The outside tour began at the milk house. This is where butter was churned and pressed into molds. This was my favorite outbuilding. It looked so cute from the outside, like the playhouse I had always dreamed of as a kid. But I grew up on a dairy farm so I knew the inside of this building would definitely look like work!
Next stop, the kitchen. At first I thought, how strange to have an separate building designated as your kitchen space. But after seeing how the cooking was done it made perfect sense. The heat would be excruciating in the humid Louisiana climate. And it's probably pretty easy to burn your house down when you're cooking for hours on end over hot coals spread across the hearth. We were shown several cleaver tools for baking and oh what I wouldn't give for that cast iron collection! Every Wednesday, October through April when it's not so hot, Kent Plantation offers open hearth cooking demonstrations where you can sample authentic cuisine from the period. I would have liked to check that out but we visited on a Tuesday.
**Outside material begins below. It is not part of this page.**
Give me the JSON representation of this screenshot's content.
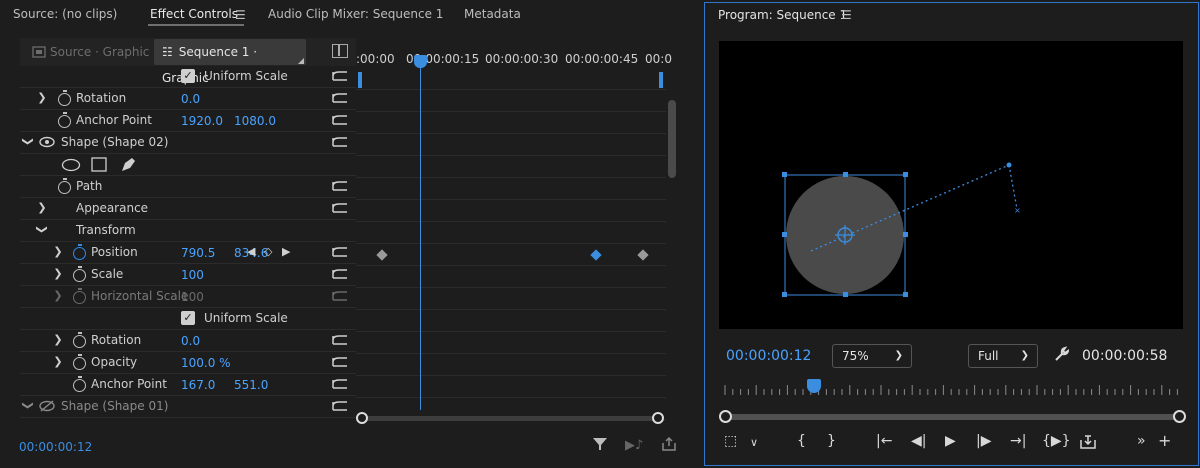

The slave quarters were next to the kitchen. Only two building representing slave quarters stand but the original plantation would have had more. How many more I do not know. The buildings each contained two small rooms that adjoined and shared a fireplace. Each building would have housed two slave families, one family in each room. There was not a lot said about the number of slaves the Kent Plantation owners kept or how many people lived crowded together in one room. Although we were told that not all slave owners mistreated their slaves. I have to say, that one statement stuck in my craw. Slavery is a horrible, tragic part of U.S. history. If you're going to tell the story, please don't try to give it a glossy shine.
How do you like the state of the art laundry facilities pictured below? You probably recognize the wash boards, ironing board and irons in the back row but what about the you-do-it-by-hand agitators in the front row? I can't even imagine washing laundry like that!
The barns and blacksmith shop were next. The plantation had a few barns to tour. One housed tools and garden implements, another would have housed livestock. There were many examples of garden tools, hand tools and blacksmithing tools. There was a tack shop for horses and a log canoe on display too.
The last stop on our tour was very interesting and something I had never seen before. This is where they processed sugar cane. The process was explained from start to finish, raw sugar cane to molasses. It was hot, dangerous work that would have been performed by slaves. The roof and decking would not have existed when this was in use. It's there for our safety and convenience. Slaves would have stood atop the the hot bricks stirring and transferring the boiling hot liquids for many hours until they had molasses.
I hope you enjoyed touring the outbuildings of Kent Plantation. My third and final post on Kent Plantation will feature their lovely gardens. I hope you will read on and by all means, if you ever have the opportunity to visit the Kent Plantation House in Alexandria, Louisiana it's a day well spent.
Greetings! My name is Julie. I'm a bookkeeper by trade, an artisan by choice & the author of this blog by default. :)